One day I convinced my new Tai Chi instructor, who taught Sun Style, to let me show him my Yang Long Form. After I finished he asked, “Why are you pointing down with your index finger in that one move? Don’t you know you are providing a ‘handle’ for an opponent to grab?” I hadn’t realized I was making the hook for Single Whip wrong, extending my finger instead or curving it inward to touch my thumb. Since I hadn’t practiced the Long Form in the context of a class for a year or two, no one was available to offer a correction until now.

Even within the context of a class you can adopt an bad habit. Early in my studies I was practicing the movement called Brush Knee. Another student came up to me and told me I was doing it wrong. “Think of it this way,” they said. “You open the door, then you step through it.” By this catchy phrase I was to remember to sweep my hand down and across my thigh and then take a step forward, pushing out with my other hand. I began doing Brush Knee this way and the catch phrase worked well ---to reinforce the incorrect sequence of the move. It wasn’t until years later in another class that my instructor stated a simple principle: “Always set your feet in position first so that you can use the muscles of your waist and upper thighs to direct the motion of the rest of your body,” or something to that effect. It made me think about the Brush Knee movement and I suddenly saw, then in practice felt, the correct sequence: step, set your stance, then sweep your hand across (brushing aside a kick or a low punch), twisting and pushing out with your other hand (energized from the hips).

The person who had given me the bad advice had most likely learned it that way in an earlier class taught by a different instructor. So bad habits can be infectious. It is also the kind of mistake you can only correct by feeling the corrected way of doing it. Kind of a vicious circle. I have to come up with a better catch phrase. Maybe something like, “Step on their toe and then hit ‘em in the groin.” Of course, the movement (or posture, as some people call it) is more or less one continuous action but it is often taught by breaking it down into components, thus, the linear, 1-2-3-ness of it to our inquiring minds. Here is a video that illustrates Brush Knee: http://www.youtube.com/watch?v=geLkg3kboDU

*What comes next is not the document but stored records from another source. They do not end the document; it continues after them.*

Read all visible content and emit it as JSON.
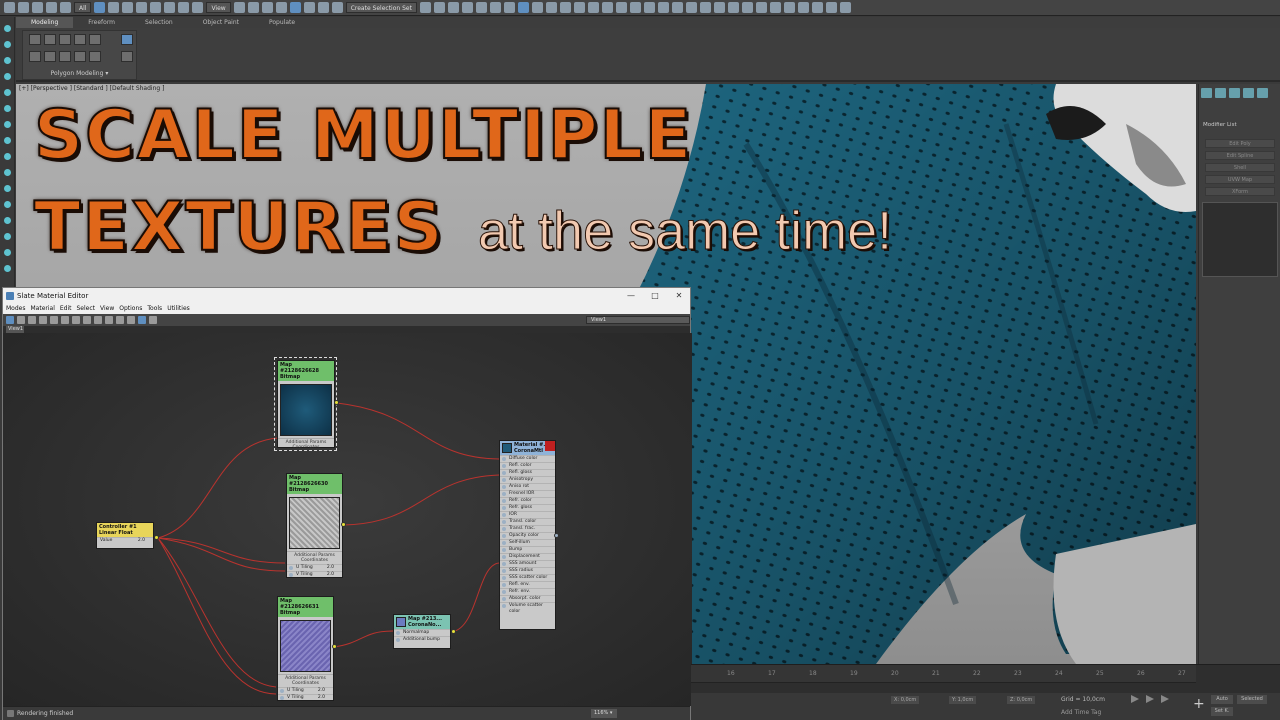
{
  "main_toolbar": {
    "filter_dropdown": "All",
    "view_dropdown": "View",
    "selection_set": "Create Selection Set"
  },
  "ribbon": {
    "tabs": [
      "Modeling",
      "Freeform",
      "Selection",
      "Object Paint",
      "Populate"
    ],
    "group_label": "Polygon Modeling ▾"
  },
  "viewport": {
    "label": "[+] [Perspective ] [Standard ] [Default Shading ]"
  },
  "overlay": {
    "line1": "SCALE MULTIPLE",
    "line2": "TEXTURES",
    "line3": "at the same time!"
  },
  "command_panel": {
    "modifier_list_label": "Modifier List",
    "buttons": [
      "Edit Poly",
      "Edit Spline",
      "Shell",
      "UVW Map",
      "XForm"
    ]
  },
  "slate": {
    "title": "Slate Material Editor",
    "menus": [
      "Modes",
      "Material",
      "Edit",
      "Select",
      "View",
      "Options",
      "Tools",
      "Utilities"
    ],
    "view_dropdown": "View1",
    "tab": "View1",
    "status": "Rendering finished",
    "zoom": "116% ▾",
    "nodes": {
      "bitmap1": {
        "title": "Map #2128626628",
        "subtitle": "Bitmap",
        "footer": "Additional Params Coordinates"
      },
      "bitmap2": {
        "title": "Map #2128626630",
        "subtitle": "Bitmap",
        "footer": "Additional Params Coordinates",
        "rows": [
          {
            "label": "U Tiling",
            "value": "2.0"
          },
          {
            "label": "V Tiling",
            "value": "2.0"
          }
        ]
      },
      "bitmap3": {
        "title": "Map #2128626631",
        "subtitle": "Bitmap",
        "footer": "Additional Params Coordinates",
        "rows": [
          {
            "label": "U Tiling",
            "value": "2.0"
          },
          {
            "label": "V Tiling",
            "value": "2.0"
          }
        ]
      },
      "controller": {
        "title": "Controller #1",
        "subtitle": "Linear Float",
        "row_label": "Value",
        "row_value": "2.0"
      },
      "normal": {
        "title": "Map #213...",
        "subtitle": "CoronaNo...",
        "rows": [
          "Normalmap",
          "Additional bump"
        ]
      },
      "material": {
        "title": "Material #...",
        "subtitle": "CoronaMtl",
        "rows": [
          "Diffuse color",
          "Refl. color",
          "Refl. gloss",
          "Anisotropy",
          "Aniso rot",
          "Fresnel IOR",
          "Refr. color",
          "Refr. gloss",
          "IOR",
          "Transl. color",
          "Transl. frac.",
          "Opacity color",
          "Self-illum",
          "Bump",
          "Displacement",
          "SSS amount",
          "SSS radius",
          "SSS scatter color",
          "Refl. env.",
          "Refr. env.",
          "Absorpt. color",
          "Volume scatter color"
        ]
      }
    }
  },
  "timeline": {
    "ticks": [
      "16",
      "17",
      "18",
      "19",
      "20",
      "21",
      "22",
      "23",
      "24",
      "25",
      "26",
      "27"
    ],
    "x_field": "X: 0,0cm",
    "y_field": "Y: 1,0cm",
    "z_field": "Z: 0,0cm",
    "grid": "Grid = 10,0cm",
    "time_tag": "Add Time Tag",
    "auto": "Auto",
    "selected": "Selected",
    "set_k": "Set K."
  },
  "colors": {
    "title_orange": "#e0671a",
    "cloth_teal": "#1f6b86",
    "wire_red": "#b9332e",
    "socket_yellow": "#e6e03a"
  }
}
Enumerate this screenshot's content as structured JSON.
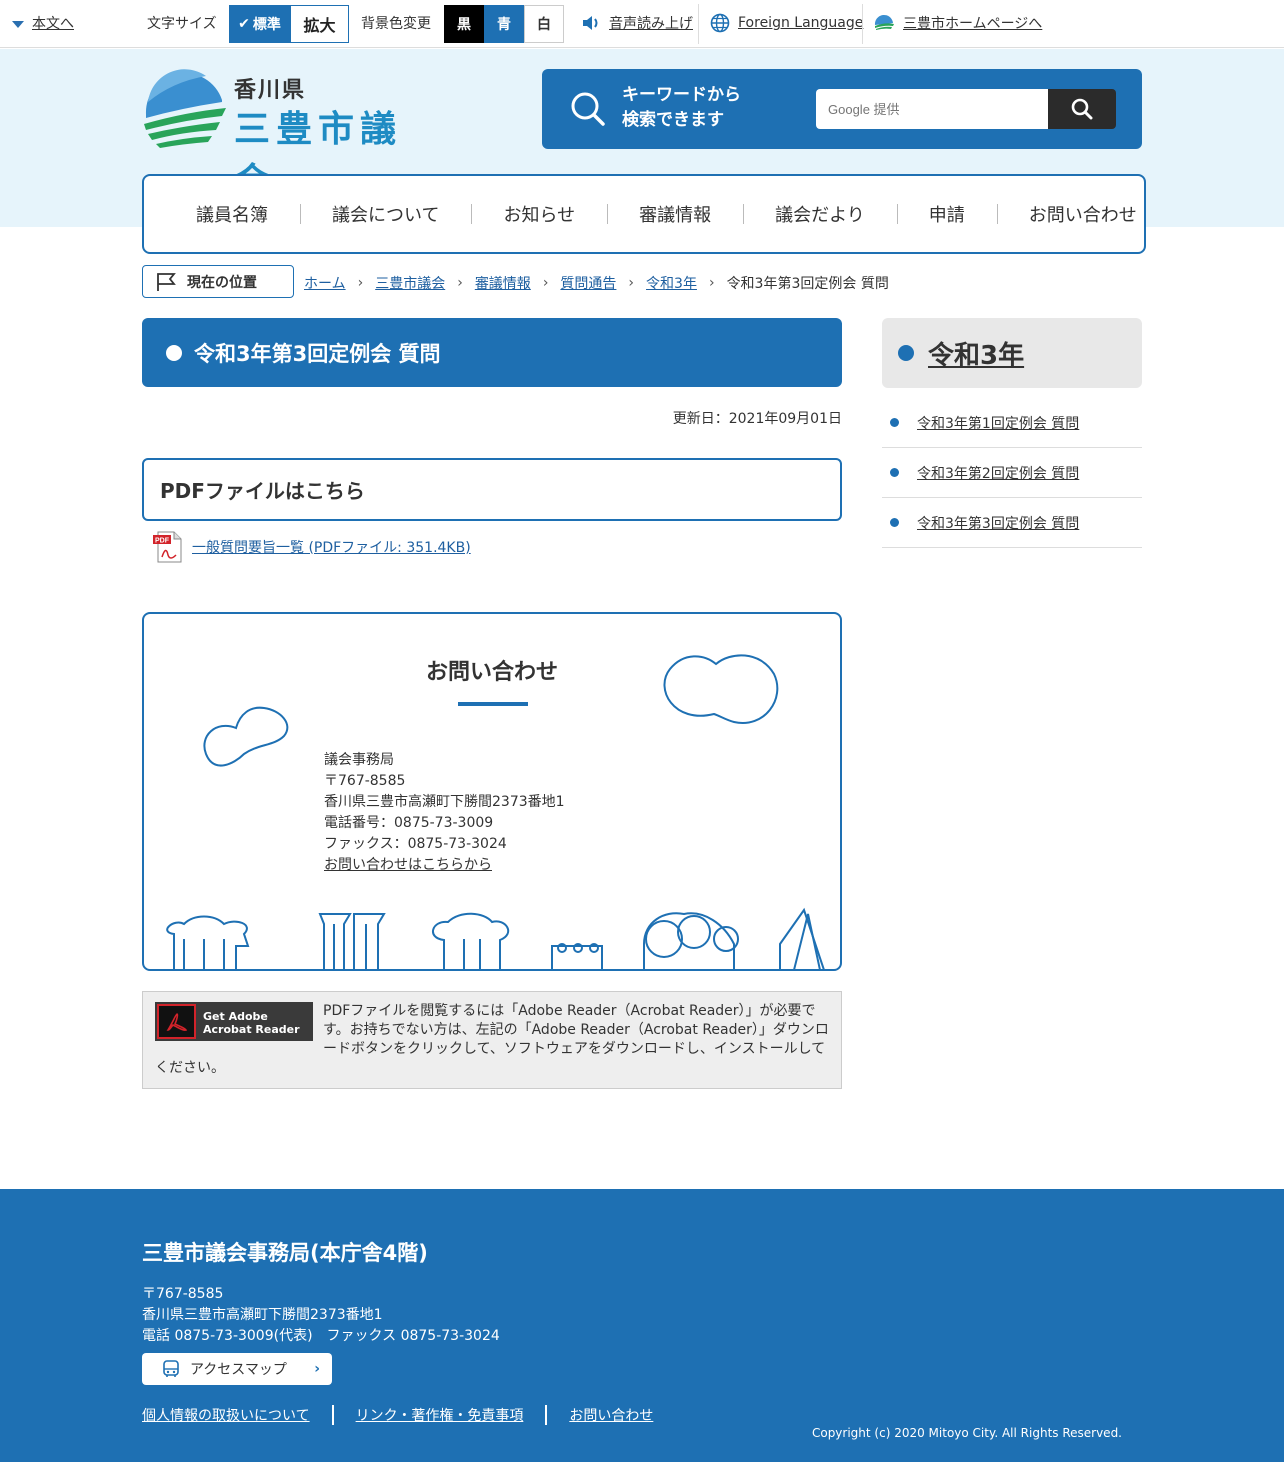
{
  "topbar": {
    "skip_link": "本文へ",
    "font_size_label": "文字サイズ",
    "font_standard": "標準",
    "font_large": "拡大",
    "bg_label": "背景色変更",
    "bg_black": "黒",
    "bg_blue": "青",
    "bg_white": "白",
    "read_aloud": "音声読み上げ",
    "foreign_language": "Foreign Language",
    "city_home": "三豊市ホームページへ"
  },
  "header": {
    "logo_pref": "香川県",
    "logo_name": "三豊市議会",
    "search_label_line1": "キーワードから",
    "search_label_line2": "検索できます",
    "search_placeholder": "Google 提供"
  },
  "nav": {
    "items": [
      "議員名簿",
      "議会について",
      "お知らせ",
      "審議情報",
      "議会だより",
      "申請",
      "お問い合わせ"
    ]
  },
  "breadcrumb": {
    "label": "現在の位置",
    "links": [
      "ホーム",
      "三豊市議会",
      "審議情報",
      "質問通告",
      "令和3年"
    ],
    "current": "令和3年第3回定例会 質問"
  },
  "main": {
    "title": "令和3年第3回定例会 質問",
    "updated": "更新日：2021年09月01日",
    "pdf_heading": "PDFファイルはこちら",
    "pdf_link": "一般質問要旨一覧 (PDFファイル: 351.4KB)"
  },
  "contact": {
    "title": "お問い合わせ",
    "dept": "議会事務局",
    "postal": "〒767-8585",
    "address": "香川県三豊市高瀬町下勝間2373番地1",
    "phone": "電話番号：0875-73-3009",
    "fax": "ファックス：0875-73-3024",
    "form_link": "お問い合わせはこちらから"
  },
  "adobe": {
    "badge_line1": "Get Adobe",
    "badge_line2": "Acrobat Reader",
    "text": "PDFファイルを閲覧するには「Adobe Reader（Acrobat Reader）」が必要です。お持ちでない方は、左記の「Adobe Reader（Acrobat Reader）」ダウンロードボタンをクリックして、ソフトウェアをダウンロードし、インストールしてください。"
  },
  "sidebar": {
    "heading": "令和3年",
    "items": [
      "令和3年第1回定例会 質問",
      "令和3年第2回定例会 質問",
      "令和3年第3回定例会 質問"
    ]
  },
  "footer": {
    "office": "三豊市議会事務局(本庁舎4階)",
    "postal": "〒767-8585",
    "address": "香川県三豊市高瀬町下勝間2373番地1",
    "phone_fax": "電話 0875-73-3009(代表)　ファックス 0875-73-3024",
    "access_map": "アクセスマップ",
    "links": [
      "個人情報の取扱いについて",
      "リンク・著作権・免責事項",
      "お問い合わせ"
    ],
    "copyright": "Copyright (c) 2020 Mitoyo City. All Rights Reserved."
  },
  "colors": {
    "accent": "#1e70b3",
    "header_bg": "#e6f4fb",
    "footer_bg": "#1e70b3"
  }
}
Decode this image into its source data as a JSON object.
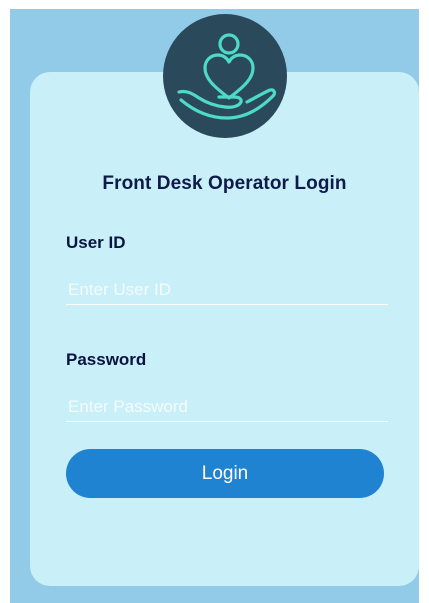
{
  "page": {
    "heading": "Front Desk Operator Login"
  },
  "logo": {
    "icon": "care-hand-heart-icon",
    "colors": {
      "background": "#2a4a5c",
      "stroke": "#4fd9c8"
    }
  },
  "form": {
    "user_id": {
      "label": "User ID",
      "placeholder": "Enter User ID",
      "value": ""
    },
    "password": {
      "label": "Password",
      "placeholder": "Enter Password",
      "value": ""
    },
    "login_label": "Login"
  },
  "colors": {
    "backdrop": "#92cbe8",
    "card": "#c9eff8",
    "heading_text": "#0d1a4a",
    "button": "#1f83d2",
    "button_text": "#ffffff"
  }
}
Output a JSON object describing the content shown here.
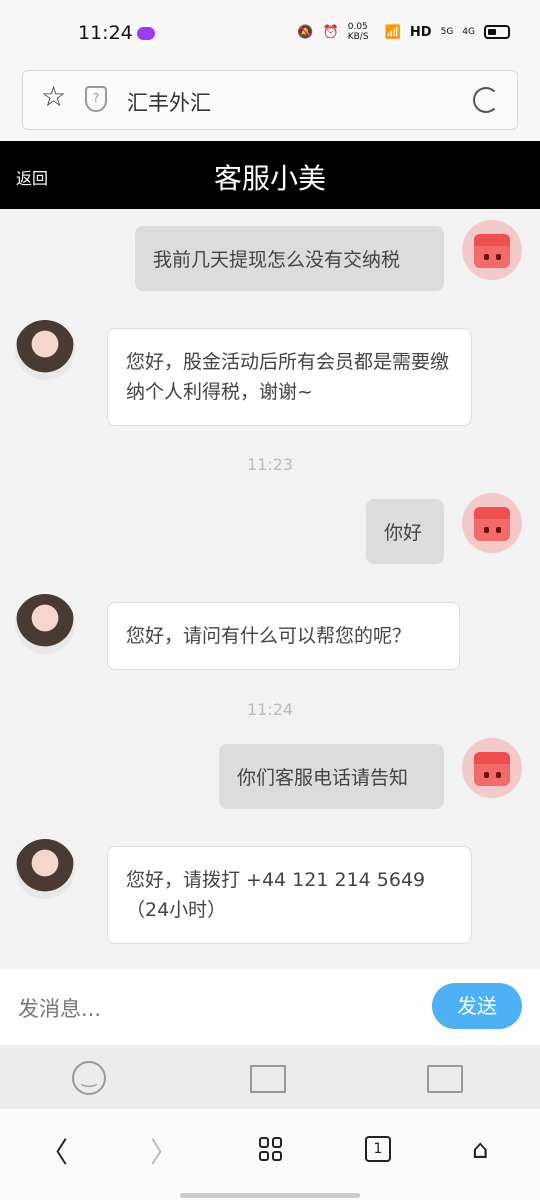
{
  "status": {
    "time": "11:24",
    "net_speed": "0.05 KB/S",
    "hd": "HD",
    "sig1": "5G",
    "sig2": "4G"
  },
  "browser": {
    "url_title": "汇丰外汇"
  },
  "header": {
    "back": "返回",
    "title": "客服小美"
  },
  "messages": [
    {
      "from": "me",
      "text": "我前几天提现怎么没有交纳税"
    },
    {
      "from": "them",
      "text": "您好，股金活动后所有会员都是需要缴纳个人利得税，谢谢~"
    },
    {
      "timestamp": "11:23"
    },
    {
      "from": "me",
      "text": "你好"
    },
    {
      "from": "them",
      "text": "您好，请问有什么可以帮您的呢？"
    },
    {
      "timestamp": "11:24"
    },
    {
      "from": "me",
      "text": "你们客服电话请告知"
    },
    {
      "from": "them",
      "text": "您好，请拨打 +44 121 214 5649（24小时）"
    }
  ],
  "input": {
    "placeholder": "发消息...",
    "send": "发送"
  },
  "nav": {
    "tab_count": "1",
    "back": "〈",
    "forward": "〉",
    "home": "⌂"
  }
}
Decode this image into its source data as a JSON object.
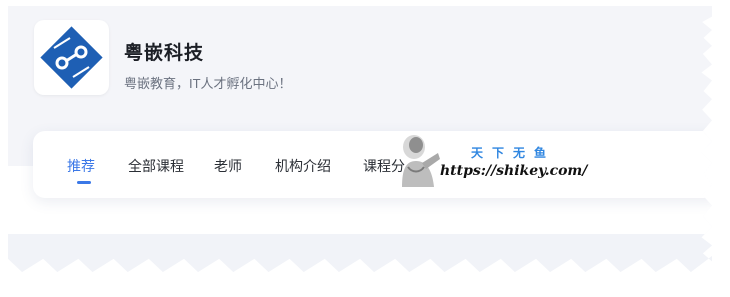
{
  "org": {
    "name": "粤嵌科技",
    "slogan": "粤嵌教育，IT人才孵化中心！"
  },
  "nav": {
    "tabs": [
      {
        "label": "推荐",
        "active": true
      },
      {
        "label": "全部课程",
        "active": false
      },
      {
        "label": "老师",
        "active": false
      },
      {
        "label": "机构介绍",
        "active": false
      },
      {
        "label": "课程分",
        "active": false
      }
    ]
  },
  "watermark": {
    "title": "天下无鱼",
    "url": "https://shikey.com/"
  },
  "colors": {
    "accent": "#3b78e7",
    "logo_blue": "#1e5fb4",
    "page_bg": "#f4f5f9",
    "watermark_title": "#2f86e0"
  },
  "icons": {
    "logo": "yueqian-logo-icon",
    "watermark_figure": "bust-figure-icon"
  }
}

Not bad, huh? I have to say, though, that I don’t exactly step heel first, leg straight and use the heel as a hinge for shifting my weight. I’ve seen that in a lot of videos, so I have to think about it, but it seems like it emphasizes the heel as a fulcrum a little too much. No matter. Notice the way he turns at the waist. This is more than a simple turn: it is a transfer of Chi from the Dantien. The Kua (inner thigh and hips) are the “movers and shakers” here. In fact, the movement is sometimes called Brush Knee Twist Step. I think of this whenever I watch professional baseball: the pitcher does not throw with his arm; he throws with his Kua! At any rate, remember to step through, and then open the door